Whiskey sours are on the T-Day happy hour agenda, and fresh lemon juice is a key ingredient. Luckily, we have three prodigious trees that collectively produce more lemons than we can ever consume.

“Lefty, can ya’ pick me some lemons?”

“Lefty “ is my dad’s nickname for me. I am the only south-pawed inhabitant of 4571 Encino Avenue, and he’s called me that for as long as I can remember.

I spring into action, hurry out back and gather a dozen or so. They feel warm in my hands from the afternoon sun.

I scurry inside with the prized citrus sensations in tow. “Here ya’ go, Dad!”  I say, proudly.

He beams back, pleased with my work. I am at this moment supremely happy.

The “Big O” then proceeds to prepare the first batch of whiskey sours. I watch, transfixed. The blender turns on, the concoction whirls loudly away, and then silence. I watch as he lifts the lid, dips a spoon in and tastes. After a few more sprinkle of sugar and squeezes of lemon, he’s satisfied.

He pours the first serving into a tumbler, and takes a sip and smiles.

“Dad, can I try it? I ask. “It looks so good!”

He takes a puff off his Raleigh and ponders my request. “Lefty, it’s  pretty strong.”

“I’ll just have a little bit, Dad!” I promise.

He pours a glassful and hands it over. I take a small sip — and my tasebuds do a happy dance. It’s delicious;  like fresh lemonade with lots of sugar and ice and but something more.  I take another sip. “Careful, Lefty!” my day says. I laugh and watch as he putters around the kitchen and keeps an eye on the score of the football game. After a bit, I start to feel all warm and bit fuzzy.

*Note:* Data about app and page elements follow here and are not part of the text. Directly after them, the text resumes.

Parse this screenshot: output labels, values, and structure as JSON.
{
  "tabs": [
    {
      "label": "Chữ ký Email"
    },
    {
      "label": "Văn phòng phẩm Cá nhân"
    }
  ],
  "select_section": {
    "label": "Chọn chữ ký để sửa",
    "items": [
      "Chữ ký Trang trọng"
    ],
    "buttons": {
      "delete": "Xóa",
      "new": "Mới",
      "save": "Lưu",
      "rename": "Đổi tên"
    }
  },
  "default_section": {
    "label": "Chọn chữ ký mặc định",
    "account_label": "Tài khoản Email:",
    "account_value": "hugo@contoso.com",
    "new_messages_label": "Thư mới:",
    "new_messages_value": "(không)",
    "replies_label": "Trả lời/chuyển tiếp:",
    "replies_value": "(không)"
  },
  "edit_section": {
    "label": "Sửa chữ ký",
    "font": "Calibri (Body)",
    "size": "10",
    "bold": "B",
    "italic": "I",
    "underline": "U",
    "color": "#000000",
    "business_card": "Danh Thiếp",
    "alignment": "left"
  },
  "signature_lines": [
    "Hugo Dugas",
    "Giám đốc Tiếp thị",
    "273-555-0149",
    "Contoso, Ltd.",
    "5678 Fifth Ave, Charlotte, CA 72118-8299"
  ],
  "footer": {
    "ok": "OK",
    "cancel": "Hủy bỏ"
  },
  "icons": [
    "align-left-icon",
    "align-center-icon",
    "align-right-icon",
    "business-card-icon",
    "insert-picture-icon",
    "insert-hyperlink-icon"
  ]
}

“Uhhh, Dad. I feel a little weird. I’m gonna go lie down for a little while.” I retreat to my room,  head for my bed and it’s lights out.

I  awake around 8 p.m. , groggy and confused. I wander out to the kitchen. A picked-over turkey carcass sits forlornly on the kitchen counter, adjacent to a pan of congealed turkey gravy. I lift the lid on a nearby pan, and stare at the lump of cold mashed potatoes.

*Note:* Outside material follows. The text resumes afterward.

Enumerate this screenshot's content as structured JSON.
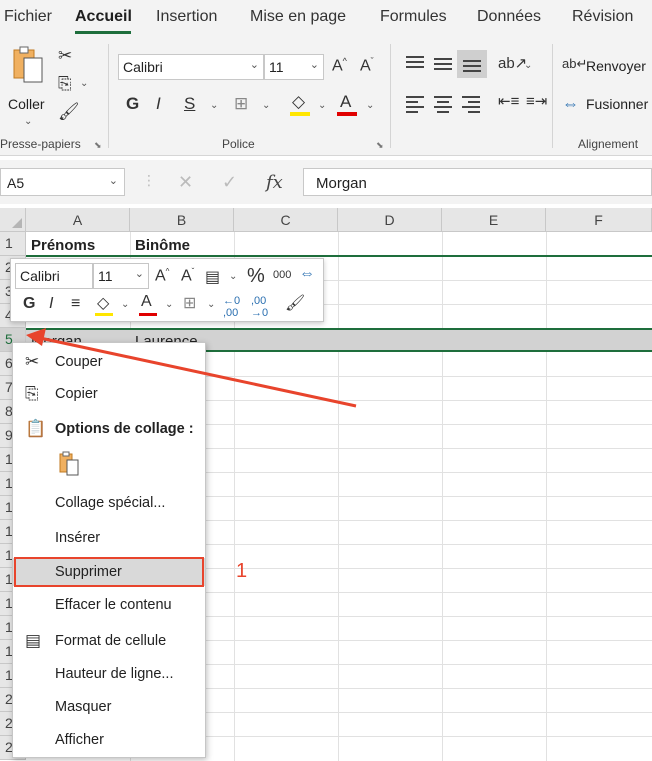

I grab a plate, assemble my meal — and fill my glass with water, and then fill it again. I feel a bit chagrined, but quickly recover. There’s my plate to attend to, and I even spy a few surviving pieces of pumpkin pie!

It’s Thanksgiving Day 2013 — an unconventional year for me. No gathering of the three sisters and family. No traditional turkey dinner.

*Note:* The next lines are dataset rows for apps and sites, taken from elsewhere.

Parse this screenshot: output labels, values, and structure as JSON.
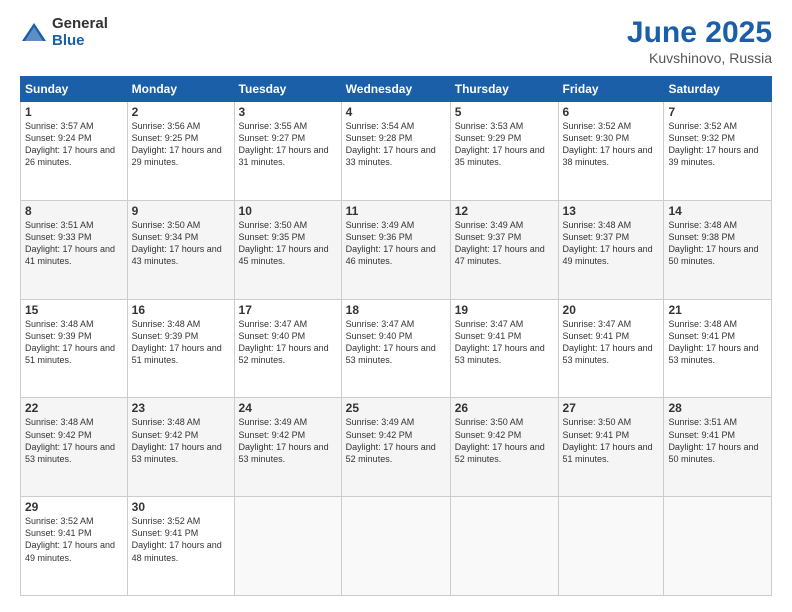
{
  "header": {
    "logo_general": "General",
    "logo_blue": "Blue",
    "month_title": "June 2025",
    "location": "Kuvshinovo, Russia"
  },
  "weekdays": [
    "Sunday",
    "Monday",
    "Tuesday",
    "Wednesday",
    "Thursday",
    "Friday",
    "Saturday"
  ],
  "weeks": [
    [
      {
        "day": "1",
        "sunrise": "3:57 AM",
        "sunset": "9:24 PM",
        "daylight": "17 hours and 26 minutes."
      },
      {
        "day": "2",
        "sunrise": "3:56 AM",
        "sunset": "9:25 PM",
        "daylight": "17 hours and 29 minutes."
      },
      {
        "day": "3",
        "sunrise": "3:55 AM",
        "sunset": "9:27 PM",
        "daylight": "17 hours and 31 minutes."
      },
      {
        "day": "4",
        "sunrise": "3:54 AM",
        "sunset": "9:28 PM",
        "daylight": "17 hours and 33 minutes."
      },
      {
        "day": "5",
        "sunrise": "3:53 AM",
        "sunset": "9:29 PM",
        "daylight": "17 hours and 35 minutes."
      },
      {
        "day": "6",
        "sunrise": "3:52 AM",
        "sunset": "9:30 PM",
        "daylight": "17 hours and 38 minutes."
      },
      {
        "day": "7",
        "sunrise": "3:52 AM",
        "sunset": "9:32 PM",
        "daylight": "17 hours and 39 minutes."
      }
    ],
    [
      {
        "day": "8",
        "sunrise": "3:51 AM",
        "sunset": "9:33 PM",
        "daylight": "17 hours and 41 minutes."
      },
      {
        "day": "9",
        "sunrise": "3:50 AM",
        "sunset": "9:34 PM",
        "daylight": "17 hours and 43 minutes."
      },
      {
        "day": "10",
        "sunrise": "3:50 AM",
        "sunset": "9:35 PM",
        "daylight": "17 hours and 45 minutes."
      },
      {
        "day": "11",
        "sunrise": "3:49 AM",
        "sunset": "9:36 PM",
        "daylight": "17 hours and 46 minutes."
      },
      {
        "day": "12",
        "sunrise": "3:49 AM",
        "sunset": "9:37 PM",
        "daylight": "17 hours and 47 minutes."
      },
      {
        "day": "13",
        "sunrise": "3:48 AM",
        "sunset": "9:37 PM",
        "daylight": "17 hours and 49 minutes."
      },
      {
        "day": "14",
        "sunrise": "3:48 AM",
        "sunset": "9:38 PM",
        "daylight": "17 hours and 50 minutes."
      }
    ],
    [
      {
        "day": "15",
        "sunrise": "3:48 AM",
        "sunset": "9:39 PM",
        "daylight": "17 hours and 51 minutes."
      },
      {
        "day": "16",
        "sunrise": "3:48 AM",
        "sunset": "9:39 PM",
        "daylight": "17 hours and 51 minutes."
      },
      {
        "day": "17",
        "sunrise": "3:47 AM",
        "sunset": "9:40 PM",
        "daylight": "17 hours and 52 minutes."
      },
      {
        "day": "18",
        "sunrise": "3:47 AM",
        "sunset": "9:40 PM",
        "daylight": "17 hours and 53 minutes."
      },
      {
        "day": "19",
        "sunrise": "3:47 AM",
        "sunset": "9:41 PM",
        "daylight": "17 hours and 53 minutes."
      },
      {
        "day": "20",
        "sunrise": "3:47 AM",
        "sunset": "9:41 PM",
        "daylight": "17 hours and 53 minutes."
      },
      {
        "day": "21",
        "sunrise": "3:48 AM",
        "sunset": "9:41 PM",
        "daylight": "17 hours and 53 minutes."
      }
    ],
    [
      {
        "day": "22",
        "sunrise": "3:48 AM",
        "sunset": "9:42 PM",
        "daylight": "17 hours and 53 minutes."
      },
      {
        "day": "23",
        "sunrise": "3:48 AM",
        "sunset": "9:42 PM",
        "daylight": "17 hours and 53 minutes."
      },
      {
        "day": "24",
        "sunrise": "3:49 AM",
        "sunset": "9:42 PM",
        "daylight": "17 hours and 53 minutes."
      },
      {
        "day": "25",
        "sunrise": "3:49 AM",
        "sunset": "9:42 PM",
        "daylight": "17 hours and 52 minutes."
      },
      {
        "day": "26",
        "sunrise": "3:50 AM",
        "sunset": "9:42 PM",
        "daylight": "17 hours and 52 minutes."
      },
      {
        "day": "27",
        "sunrise": "3:50 AM",
        "sunset": "9:41 PM",
        "daylight": "17 hours and 51 minutes."
      },
      {
        "day": "28",
        "sunrise": "3:51 AM",
        "sunset": "9:41 PM",
        "daylight": "17 hours and 50 minutes."
      }
    ],
    [
      {
        "day": "29",
        "sunrise": "3:52 AM",
        "sunset": "9:41 PM",
        "daylight": "17 hours and 49 minutes."
      },
      {
        "day": "30",
        "sunrise": "3:52 AM",
        "sunset": "9:41 PM",
        "daylight": "17 hours and 48 minutes."
      },
      null,
      null,
      null,
      null,
      null
    ]
  ]
}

The out-to-dinner plans I had for today fell through. My college girl is spending time with her new boyfriend’s family, meeting them all for the first time.

Parents die. Families scatter. Children leave home. Traditions change. And life goes on.

Later today, “Lefty” will be picking some lemons, counting her blessings and savoring so very many memories of Thanksgivings gone by.

Cheer to you, “Nana” and “Big O”!

ImageImage

Tagged , , , ,